‘At-risk’ staff returning to campus during Covid-19
Guidance for managers and staff on vulnerable staff returning to campus during Covid-19
People at higher risk of severe illness from Covid-19 may work on campus, when all staff are permitted to, or with their manager’s approval; however, ‘at-risk’ staff cannot be forced to return to campus if they feel it is unsafe to do so.
The Ministry of Health defines 'at-risk' people as those with a number of underlying health conditions, who are over 70 or in the third trimester of pregnancy.
Check the full list of Who is at higher risk to Covid-19? – Ministry of Health.
Many medical conditions are defined as a disability under Human Rights Act and in the University’s Equity Policy. Some examples of medical conditions include heart, kidney or respiratory disease.
This policy also prohibits discrimination on the basis of age or gender (or sex), which includes pregnancy.
The University is committed to providing a safe, inclusive and equitable environment for staff and students, including a requirement for managers to make reasonable adjustments to support staff to function in their roles. See Reasonable Accommodation.
Staff and their managers are encouraged to have these conversations. While it can be difficult for staff to engage in conversations about being at risk or otherwise vulnerable, they must be reassured it is safe to do so. There is more information on identifying disabilities.
All staff can initiate the process of identifying their support needs by discussing them with their manager and updating their staff profile.
Remember both visible and invisible disabilities, including mental health conditions, are covered by the University’s Equity Policy.
For further information or advice, contact Cathie Walsh, Staff Equity Manager by phone: +64 9 373 7599 ext 87844 or email: email@example.com
People with heart conditions 'at risk’
A staff member has heart disease, but has never considered it to be an issue in terms of their ability to carry out their work. They do not think of their condition as being a ‘disability’.
However, they have checked the Ministry of Health’s list of Who is at greater risk to Covid-19? and found it covers ‘serious heart conditions’.
Their manager points out they are eligible for reasonable accommodations to be made.
As a result, the staff member and their manager agree they will carry on working from home until they feel it is safe to return to campus. The staff member updates their personal profile to indicate they have a disability. Both will monitor further Ministry of Health advice.
Team member who has had chemotherapy
Following a course of chemotherapy a staff member has lowered immunity. They are also suffering fatigue and, while they can work very effectively from home, are anxious about the risk of increased contact on public transport and the exhaustion of having to spend several hours a day travelling. They have decided it is in everyone’s best interest that they continue to work from home. The manager has seen how effectively the staff member is working remotely and is keen to support their continuation.
Manager negotiates return
A manager uses a virtual team meeting to invite all staff with concerns about returning to campus to contact him. A staff member calls to say their father, who they care for, suffers from an acute respiratory condition and they feel unable to expose him to the risk of possible contagion. It is agreed the staff member will continue to be supported to work remotely.
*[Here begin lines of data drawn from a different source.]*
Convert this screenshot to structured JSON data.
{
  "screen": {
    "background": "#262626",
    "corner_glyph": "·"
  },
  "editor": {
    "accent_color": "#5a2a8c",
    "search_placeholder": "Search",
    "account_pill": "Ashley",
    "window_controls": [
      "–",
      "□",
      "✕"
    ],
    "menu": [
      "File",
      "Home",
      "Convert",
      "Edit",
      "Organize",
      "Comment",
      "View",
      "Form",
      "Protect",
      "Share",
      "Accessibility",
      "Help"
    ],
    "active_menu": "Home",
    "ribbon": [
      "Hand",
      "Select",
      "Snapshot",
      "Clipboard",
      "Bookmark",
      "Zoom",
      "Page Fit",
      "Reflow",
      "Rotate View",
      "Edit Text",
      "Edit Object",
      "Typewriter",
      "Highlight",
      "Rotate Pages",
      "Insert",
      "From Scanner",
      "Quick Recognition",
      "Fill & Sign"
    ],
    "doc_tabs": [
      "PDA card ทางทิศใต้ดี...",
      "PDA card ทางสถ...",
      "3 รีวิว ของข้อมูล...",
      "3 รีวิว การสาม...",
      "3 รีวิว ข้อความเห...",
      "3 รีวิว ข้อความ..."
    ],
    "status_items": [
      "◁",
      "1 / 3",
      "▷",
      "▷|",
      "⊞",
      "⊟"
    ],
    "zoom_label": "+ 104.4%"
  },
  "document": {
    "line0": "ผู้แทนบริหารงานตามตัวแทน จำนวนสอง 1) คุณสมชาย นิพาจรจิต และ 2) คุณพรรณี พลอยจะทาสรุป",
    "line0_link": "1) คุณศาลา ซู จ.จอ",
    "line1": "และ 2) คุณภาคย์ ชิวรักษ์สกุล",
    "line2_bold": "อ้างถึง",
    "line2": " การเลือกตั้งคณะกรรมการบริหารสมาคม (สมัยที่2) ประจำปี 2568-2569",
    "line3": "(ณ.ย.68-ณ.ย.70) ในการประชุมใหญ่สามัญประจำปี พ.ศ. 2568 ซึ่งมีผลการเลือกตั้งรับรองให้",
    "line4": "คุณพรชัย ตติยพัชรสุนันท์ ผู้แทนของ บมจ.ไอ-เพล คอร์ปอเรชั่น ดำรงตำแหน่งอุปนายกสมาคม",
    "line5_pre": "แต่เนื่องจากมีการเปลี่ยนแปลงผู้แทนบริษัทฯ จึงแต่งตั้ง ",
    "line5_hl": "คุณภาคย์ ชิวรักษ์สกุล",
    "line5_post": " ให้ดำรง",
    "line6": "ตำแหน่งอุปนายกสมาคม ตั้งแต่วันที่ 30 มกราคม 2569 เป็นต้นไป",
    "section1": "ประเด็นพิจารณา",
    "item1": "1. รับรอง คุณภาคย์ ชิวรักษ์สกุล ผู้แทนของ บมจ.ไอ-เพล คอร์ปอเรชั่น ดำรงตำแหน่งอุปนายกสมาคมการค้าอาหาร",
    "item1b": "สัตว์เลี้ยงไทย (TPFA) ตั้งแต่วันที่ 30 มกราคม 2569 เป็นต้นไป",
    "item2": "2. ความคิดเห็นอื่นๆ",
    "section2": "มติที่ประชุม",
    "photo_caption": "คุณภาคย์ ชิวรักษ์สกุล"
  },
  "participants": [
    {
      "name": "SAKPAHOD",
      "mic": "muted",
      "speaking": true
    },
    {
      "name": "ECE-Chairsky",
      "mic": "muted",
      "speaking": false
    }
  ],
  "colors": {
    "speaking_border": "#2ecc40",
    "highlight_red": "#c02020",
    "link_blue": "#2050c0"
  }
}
If zero cases of Covid 19 are maintained for three consecutive months, the staff member will then feel comfortable returning to campus.
Academic promotions and Covid-19 impacts
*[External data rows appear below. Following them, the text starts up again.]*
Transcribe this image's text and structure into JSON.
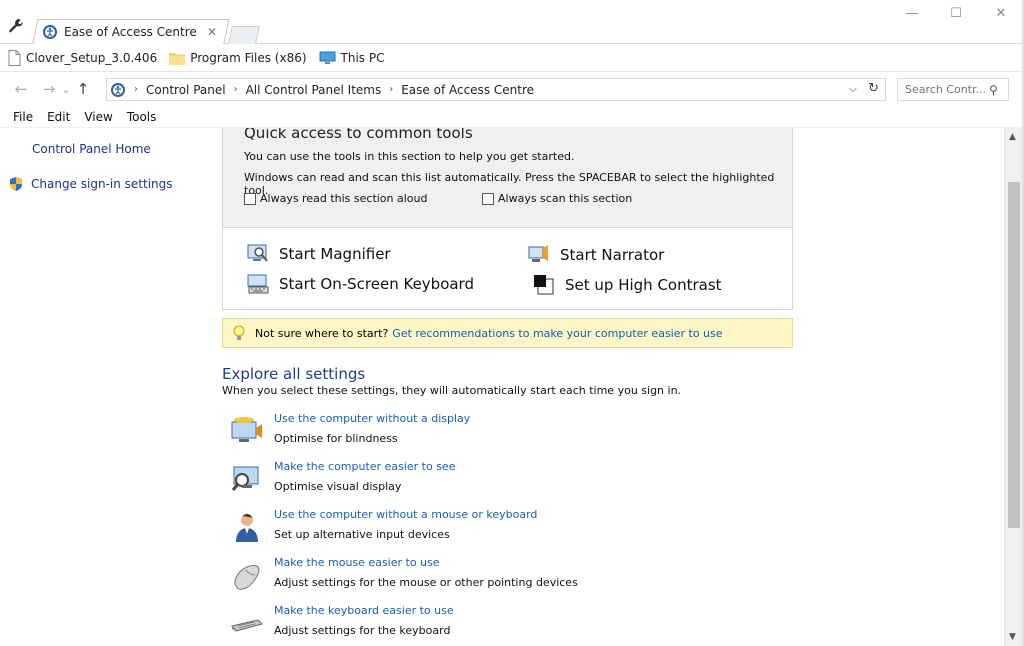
{
  "tab": {
    "title": "Ease of Access Centre",
    "close": "✕"
  },
  "window": {
    "minimize": "—",
    "maximize": "☐",
    "close": "✕"
  },
  "favorites": [
    {
      "label": "Clover_Setup_3.0.406",
      "icon": "file-icon"
    },
    {
      "label": "Program Files (x86)",
      "icon": "folder-icon"
    },
    {
      "label": "This PC",
      "icon": "computer-icon"
    }
  ],
  "nav": {
    "back": "←",
    "forward": "→",
    "history": "⌄",
    "up": "↑"
  },
  "address": {
    "crumbs": [
      "Control Panel",
      "All Control Panel Items",
      "Ease of Access Centre"
    ],
    "sep": "›",
    "dropdown": "⌵",
    "refresh": "↻"
  },
  "search": {
    "placeholder": "Search Contr...",
    "icon": "⚲"
  },
  "menu": [
    "File",
    "Edit",
    "View",
    "Tools"
  ],
  "left_panel": {
    "home": "Control Panel Home",
    "signin": "Change sign-in settings"
  },
  "quick_access": {
    "title": "Quick access to common tools",
    "line1": "You can use the tools in this section to help you get started.",
    "line2": "Windows can read and scan this list automatically.  Press the SPACEBAR to select the highlighted tool.",
    "check_read": "Always read this section aloud",
    "check_scan": "Always scan this section",
    "tools": {
      "magnifier": "Start Magnifier",
      "narrator": "Start Narrator",
      "keyboard": "Start On-Screen Keyboard",
      "contrast": "Set up High Contrast"
    }
  },
  "tip": {
    "text": "Not sure where to start?",
    "link": "Get recommendations to make your computer easier to use"
  },
  "explore": {
    "title": "Explore all settings",
    "subtitle": "When you select these settings, they will automatically start each time you sign in.",
    "items": [
      {
        "link": "Use the computer without a display",
        "desc": "Optimise for blindness",
        "icon": "monitor-speaker-icon"
      },
      {
        "link": "Make the computer easier to see",
        "desc": "Optimise visual display",
        "icon": "monitor-magnifier-icon"
      },
      {
        "link": "Use the computer without a mouse or keyboard",
        "desc": "Set up alternative input devices",
        "icon": "person-icon"
      },
      {
        "link": "Make the mouse easier to use",
        "desc": "Adjust settings for the mouse or other pointing devices",
        "icon": "mouse-icon"
      },
      {
        "link": "Make the keyboard easier to use",
        "desc": "Adjust settings for the keyboard",
        "icon": "keyboard-icon"
      }
    ]
  },
  "scrollbar": {
    "up": "▲",
    "down": "▼"
  }
}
Where Covid-19 has impacted on your academic achievements, refer to the University's Achievement Relative to Opportunity policy and guidelines.
- Achievement relative to opportunity policy and procedures - the University of Auckland
- Achievement relative to opportunity guidelines - the University of Auckland